Tanner Linsley

Amidst the current tech trends, there's a noticeable surge of resources such as blog posts, developer tools, tutorials, and videos that underscore the importance of processes, tech stack decisions, performance, speed, distribution, and scalability. However, there's a seemingly diminishing emphasis on the creation of products tailored for non-developer users.

As a developer frequently crafting tools for my peers, I understand the urge to enrich our developer toolbox. Yet, it's crucial to remember that these tools must eventually be put to use - not merely accumulated.

It's all too easy to become ensnared in the intricacies of process optimization, distribution logistics, performance enhancements, and other factors that might constitute your job or resonate with your interests. While these elements may substantially impact your performance metrics, bottom line, or professional credibility, I've recently been exploring the challenging yet rewarding realm of building user-centric products.

In an environment pulsating with competition and filled with alternative solutions, the pressure to release timely updates has helped me empathize with product managers and development teams. They are often tasked with balancing user needs and stringent deadlines against process adherence, tool utilization, and developer workflows.

A concept that has resonated with me throughout this journey is that the most vital resource for a company isn't the employees, tools, or processes, but the product itself. As explained on Conversion Rate Experts, the product and its development should hold precedence, and all other components – including developers, tools, and processes – should be flexible and adaptive to the product's requirements.

This product-centric perspective often necessitates letting go of deeply cherished processes, tooling decisions, and quality measures, at least in the initial stages. As software engineers, the saying "it depends" is a common refrain. However, I've come to realize that this should be frequently coupled with another maxim - "right time, right place." As a product or feature garners sufficient success, aspects like process, performance, scalability, and appropriate tooling inevitably rise in importance.

We often tend to optimize for ourselves as developers, aiming to streamline our tasks and make our lives easier and more efficient. While this is a natural instinct, it might not always be the most practical or successful approach. True productivity in software development often requires us to battle this instinct and strive to eliminate potential future difficulties from the equation. Time, after all, is the most precious resource we all possess, products included. If you succeed now at the cost of your product failing, your time will be cut short. However, if your product succeeds now while you manage to do "well enough," you'll gain more time for your future self to continue succeeding.

Our role as software engineers involves maintaining a careful balance. We need to consider the mantra "it depends," make informed decisions based on our constraints, and identify the opportune moments for making these decisions and compromises.

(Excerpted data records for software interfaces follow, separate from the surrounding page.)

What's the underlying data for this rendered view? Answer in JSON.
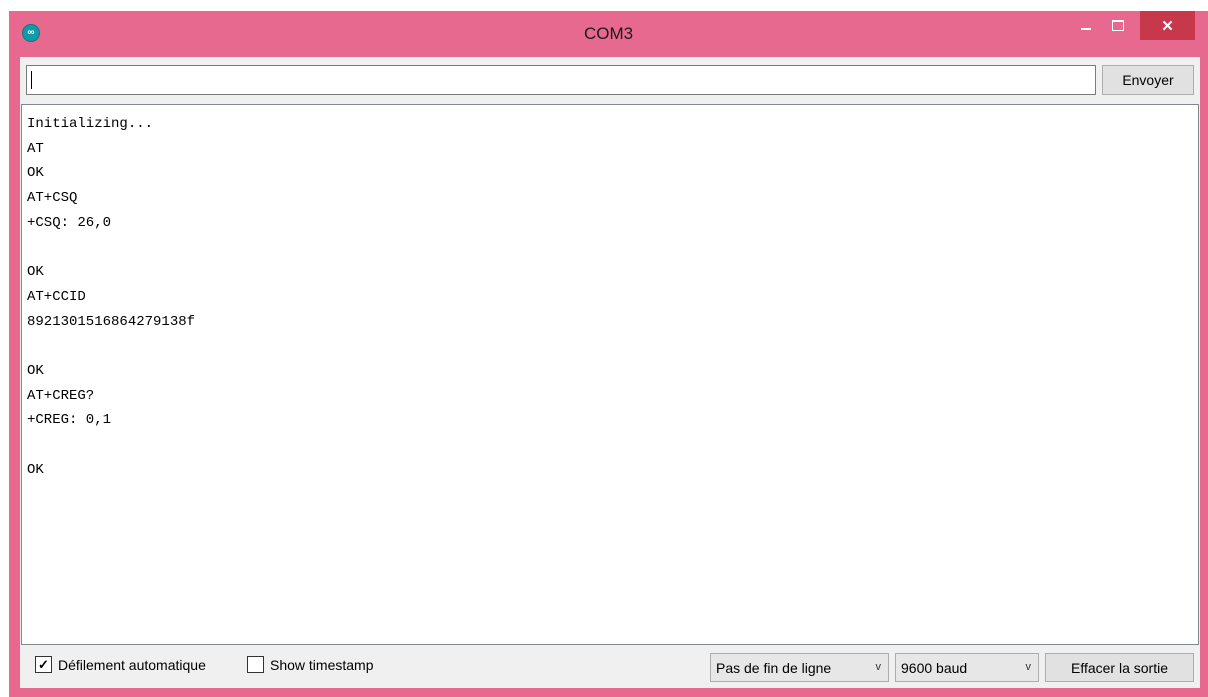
{
  "window": {
    "title": "COM3",
    "app_icon_glyph": "∞",
    "controls": {
      "close_glyph": "✕"
    }
  },
  "send": {
    "input_value": "",
    "button_label": "Envoyer"
  },
  "output": {
    "lines": [
      "Initializing...",
      "AT",
      "OK",
      "AT+CSQ",
      "+CSQ: 26,0",
      "",
      "OK",
      "AT+CCID",
      "8921301516864279138f",
      "",
      "OK",
      "AT+CREG?",
      "+CREG: 0,1",
      "",
      "OK"
    ]
  },
  "footer": {
    "autoscroll": {
      "label": "Défilement automatique",
      "checked": true,
      "check_glyph": "✓"
    },
    "timestamp": {
      "label": "Show timestamp",
      "checked": false
    },
    "line_ending": {
      "selected": "Pas de fin de ligne",
      "chevron": "v"
    },
    "baud": {
      "selected": "9600 baud",
      "chevron": "v"
    },
    "clear_label": "Effacer la sortie"
  },
  "colors": {
    "titlebar": "#e8698f",
    "close_button": "#c7384b",
    "app_icon": "#0e9aa7"
  }
}
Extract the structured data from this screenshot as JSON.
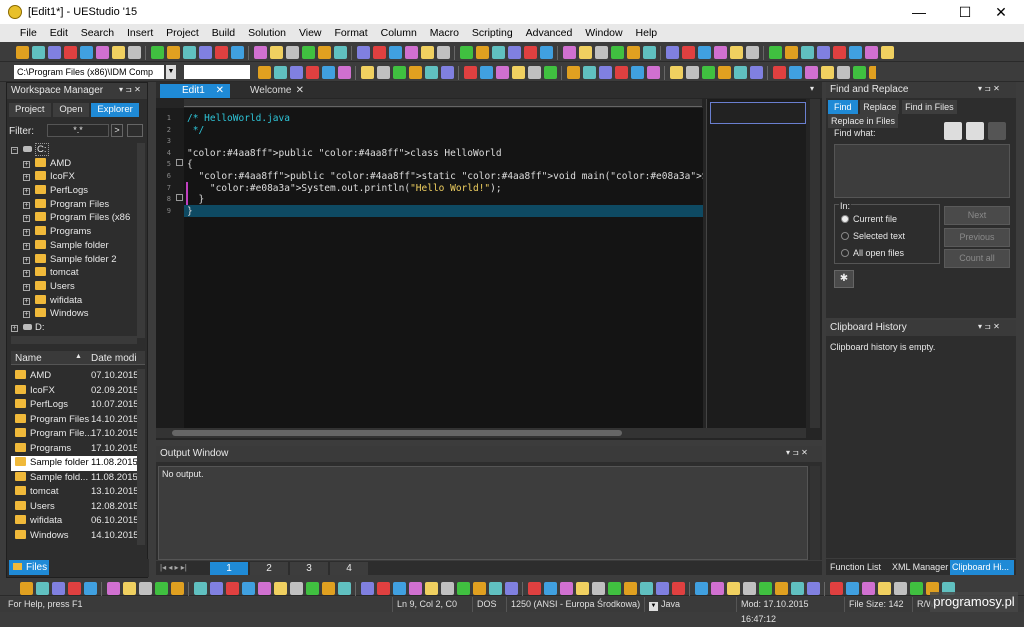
{
  "window": {
    "title": "[Edit1*] - UEStudio '15",
    "min": "—",
    "max": "☐",
    "close": "✕"
  },
  "menu": [
    "File",
    "Edit",
    "Search",
    "Insert",
    "Project",
    "Build",
    "Solution",
    "View",
    "Format",
    "Column",
    "Macro",
    "Scripting",
    "Advanced",
    "Window",
    "Help"
  ],
  "path_combo": "C:\\Program Files (x86)\\IDM Comp",
  "workspace": {
    "title": "Workspace Manager",
    "tabs": [
      "Project",
      "Open",
      "Explorer"
    ],
    "filter_label": "Filter:",
    "filter_value": "*.*",
    "drive_c": "C:",
    "drive_d": "D:",
    "tree": [
      "AMD",
      "IcoFX",
      "PerfLogs",
      "Program Files",
      "Program Files (x86",
      "Programs",
      "Sample folder",
      "Sample folder 2",
      "tomcat",
      "Users",
      "wifidata",
      "Windows"
    ],
    "list_headers": [
      "Name",
      "Date modi"
    ],
    "files": [
      {
        "name": "AMD",
        "date": "07.10.2015"
      },
      {
        "name": "IcoFX",
        "date": "02.09.2015"
      },
      {
        "name": "PerfLogs",
        "date": "10.07.2015"
      },
      {
        "name": "Program Files",
        "date": "14.10.2015"
      },
      {
        "name": "Program File...",
        "date": "17.10.2015"
      },
      {
        "name": "Programs",
        "date": "17.10.2015"
      },
      {
        "name": "Sample folder",
        "date": "11.08.2015"
      },
      {
        "name": "Sample fold...",
        "date": "11.08.2015"
      },
      {
        "name": "tomcat",
        "date": "13.10.2015"
      },
      {
        "name": "Users",
        "date": "12.08.2015"
      },
      {
        "name": "wifidata",
        "date": "06.10.2015"
      },
      {
        "name": "Windows",
        "date": "14.10.2015"
      }
    ],
    "bottom_tab": "Files"
  },
  "editor": {
    "tabs": [
      "Edit1",
      "Welcome"
    ],
    "line_numbers": [
      "1",
      "2",
      "3",
      "4",
      "5",
      "6",
      "7",
      "8",
      "9"
    ],
    "lines": [
      "/* HelloWorld.java",
      " */",
      "",
      "public class HelloWorld",
      "{",
      "  public static void main(String[] args) {",
      "    System.out.println(\"Hello World!\");",
      "  }",
      "}"
    ],
    "page_tabs": [
      "1",
      "2",
      "3",
      "4"
    ]
  },
  "output": {
    "title": "Output Window",
    "text": "No output."
  },
  "find": {
    "title": "Find and Replace",
    "tabs": [
      "Find",
      "Replace",
      "Find in Files",
      "Replace in Files"
    ],
    "find_what_label": "Find what:",
    "in_label": "In:",
    "options": [
      "Current file",
      "Selected text",
      "All open files"
    ],
    "buttons": [
      "Next",
      "Previous",
      "Count all"
    ]
  },
  "clipboard": {
    "title": "Clipboard History",
    "text": "Clipboard history is empty."
  },
  "right_tabs": [
    "Function List",
    "XML Manager",
    "Clipboard Hi..."
  ],
  "statusbar": {
    "help": "For Help, press F1",
    "position": "Ln 9, Col 2, C0",
    "lineend": "DOS",
    "encoding": "1250  (ANSI - Europa Środkowa)",
    "language": "Java",
    "modified": "Mod: 17.10.2015 16:47:12",
    "filesize": "File Size: 142",
    "mode": "R/W"
  },
  "watermark": "programosy.pl",
  "colors": {
    "accent": "#1f8ad6",
    "editor_bg": "#141414",
    "highlight": "#0e4a63"
  }
}
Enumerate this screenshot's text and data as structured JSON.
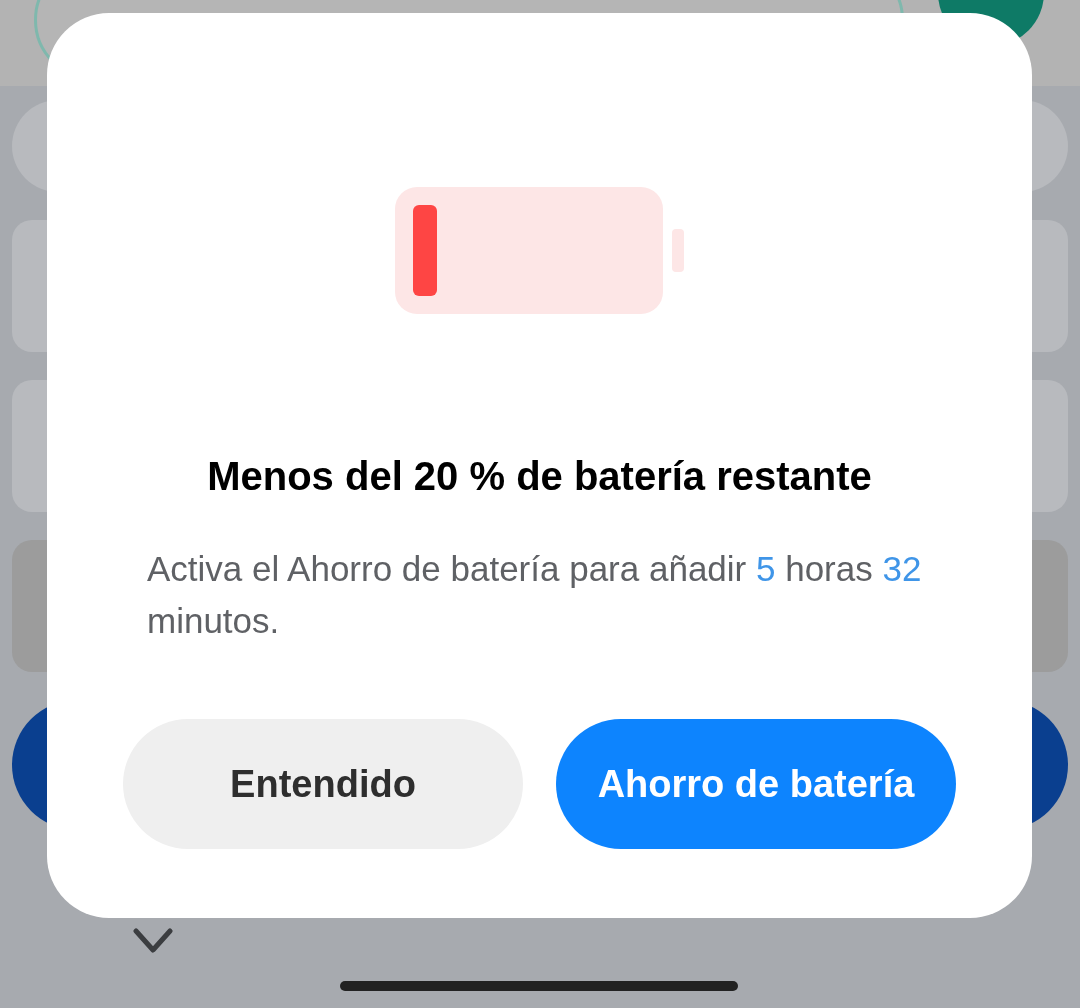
{
  "dialog": {
    "title": "Menos del 20 % de batería restante",
    "message_parts": [
      {
        "text": "Activa el Ahorro de batería para añadir ",
        "kind": "plain"
      },
      {
        "text": "5",
        "kind": "highlight"
      },
      {
        "text": " horas ",
        "kind": "plain"
      },
      {
        "text": "32",
        "kind": "highlight"
      },
      {
        "text": " minutos.",
        "kind": "plain"
      }
    ],
    "buttons": [
      {
        "label": "Entendido",
        "kind": "secondary"
      },
      {
        "label": "Ahorro de batería",
        "kind": "primary"
      }
    ]
  }
}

We must keep the product's momentum at the forefront of these considerations.

Having adopted this approach over the past few months, I've noticed it has significantly amplified my career impact. While the code I've written recently may not be the most pristine, scalable, or performance-optimized I've ever produced, it's merely an implementation detail. The true success lies in the productivity and satisfaction experienced by my users, a result of timely, well-informed decision-making as a team.

In his blog post, Mitchell Hashimoto discusses the importance of driving results as early as possible and striving to achieve "demoability" as soon as possible, reinforcing the need for swift product development and shipping.

If your current projects don't demand such critical decision-making, I encourage you to seek ones that do. Exercising decision-making muscles under real-time constraints for real users is indeed invaluable. Let us remember: we're not merely developers - we're product builders, and our primary focus should be to ship products that provide tangible value to our users.